He said that although S-Pass holders are more expensive to hire - they require a minimum fixed monthly salary of S$2,000 compared with about S$1,760 (including CPF employer contribution) for a Singaporean - getting foreigners to fill in Arbite's labour shortage is a safer bet.
Foreign hires are more reliable because "they are here for the long-term", Mr Wee said.
In his experience, he elaborated, local workers have the tendency to be absent from work.
"The ones we hire sometimes are not looking for a long-term career."
In addition to manpower, rental is also a large obstacle to Arbite's expansion plans.
Rental costs for Arbite's current location atop a shophouse in Serangoon Gardens have increased by 10 per cent over the past two years, he said.

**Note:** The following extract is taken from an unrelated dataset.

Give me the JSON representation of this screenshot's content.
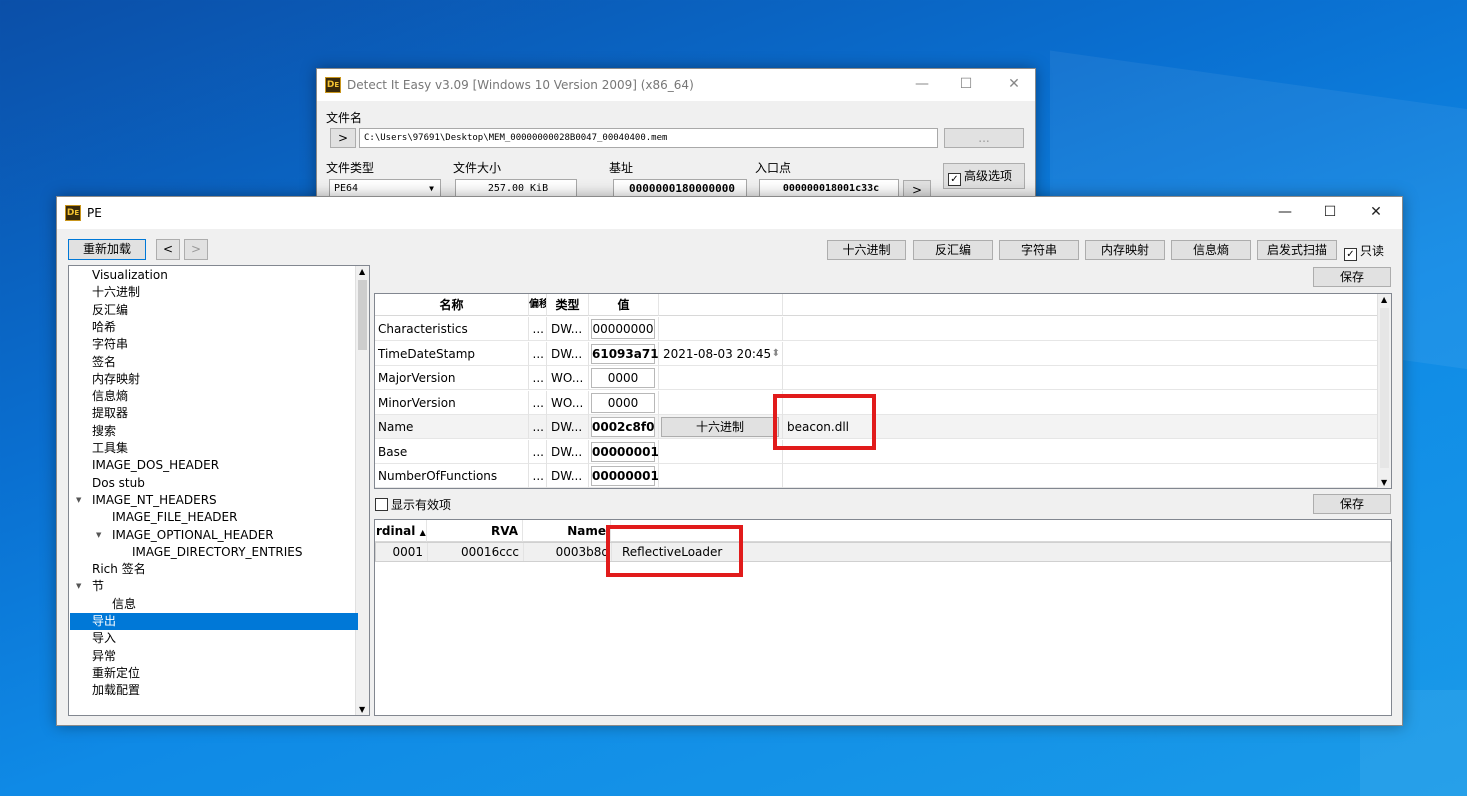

Also threatening to thin profit margins, which currently stands at about 15 per cent, are rising food costs.
Mr Wee said that he has tried to circumvent this by getting creative with the ingredients he uses.
Experiments on new dishes are mostly being cooked up in his kitchen during the lull period after lunch.
The 30-year-old, who honed his skills in the kitchens of Michaelangelo's at Chip Bee Gardens and Country Manna after obtaining his N-Levels 14 years ago, said he is now more confident in serving his own creations.
These include green tea pasta and tri-pepper spaghettini with crab.
Despite rising expenses, Mr Wee said that he will only pass the costs on to consumers as a last resort.
Good food at affordable prices, such as Arbite's signature handmade pastas (which are priced at half that of other restaurants), was the foundation on which the restaurant was set up on, he said.
Looking ahead, Mr Wee and his two sleeping partners - who have "almost broken even" on their initial investment of S$200,000 - are keen on expanding.
Discussions started at the beginning of the year and plans include doubling the restaurant space and providing additional parking space for their clientele of mostly young families.
By Lynda Hong Ee Lyn
21 June 2012
Mr Marc Wee, Arbite's co-owner and chef, has been cooking up expansion plans since the beginning of the year, while trying to keep a lid on high costs of rental and manpower though original dishes. PHOTO COURTESY LYNDA HONG